@ARTICLE{18761449_1934,
author = {Robinson, Joan},
keywords = {adding-up, factor of production, marginal product, production},
title = {Euler's Theorem and the Problem of Distribution},
journal = {Economic Journal},
year = {1934},
month = {},
volume = {44},
number = {175},
pages = {398-414},
url = {http://ecsocman.hse.ru/text/18761449/},
publisher = {},
language = {ru},
abstract = {It is characteristic of the development of the economic theory that
proposition which appears very simple when we have arrived at them
should be first sighted through a haze of ambiguities and approached
only by a labyrinth of devious controversy. On this curious process
the history of the famous "adding-up problem" provides a strikimg
examples. As soon as it began to be asserted that factors of
production are paid in accordance with their marginal products, the
problem was posed: How do we know that, if each factor is paid its
marginal product, the total products is disposed of with out residue,
positive or negative? Of course it is obvious that in any case the
total products is distributed among the factors of production. },
annote = {It is characteristic of the development of the economic theory that
proposition which appears very simple when we have arrived at them
should be first sighted through a haze of ambiguities and approached
only by a labyrinth of devious controversy. On this curious process
the history of the famous "adding-up problem" provides a strikimg
examples. As soon as it began to be asserted that factors of
production are paid in accordance with their marginal products, the
problem was posed: How do we know that, if each factor is paid its
marginal product, the total products is disposed of with out residue,

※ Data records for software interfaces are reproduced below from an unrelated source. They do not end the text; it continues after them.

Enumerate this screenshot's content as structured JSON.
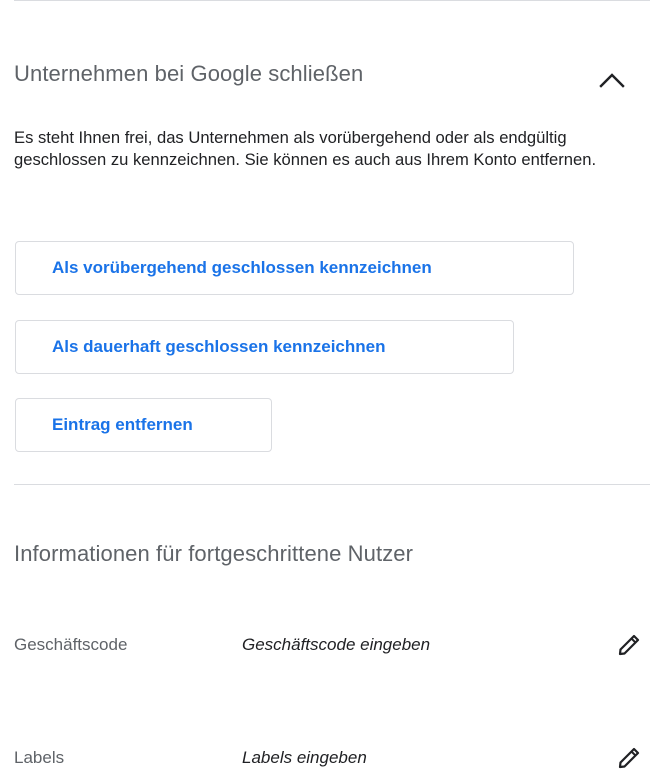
{
  "close_section": {
    "title": "Unternehmen bei Google schließen",
    "collapse_icon": "chevron-up-icon",
    "description": "Es steht Ihnen frei, das Unternehmen als vorübergehend oder als endgültig geschlossen zu kennzeichnen. Sie können es auch aus Ihrem Konto entfernen.",
    "buttons": {
      "temporarily_closed": "Als vorübergehend geschlossen kennzeichnen",
      "permanently_closed": "Als dauerhaft geschlossen kennzeichnen",
      "remove_listing": "Eintrag entfernen"
    }
  },
  "advanced_section": {
    "title": "Informationen für fortgeschrittene Nutzer",
    "fields": [
      {
        "label": "Geschäftscode",
        "value": "Geschäftscode eingeben",
        "edit_icon": "pencil-icon"
      },
      {
        "label": "Labels",
        "value": "Labels eingeben",
        "edit_icon": "pencil-icon"
      }
    ]
  },
  "colors": {
    "accent": "#1a73e8",
    "border": "#dadce0",
    "secondary_text": "#5f6368",
    "primary_text": "#202124"
  }
}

positive or negative? Of course it is obvious that in any case the
total products is distributed among the factors of production. }
}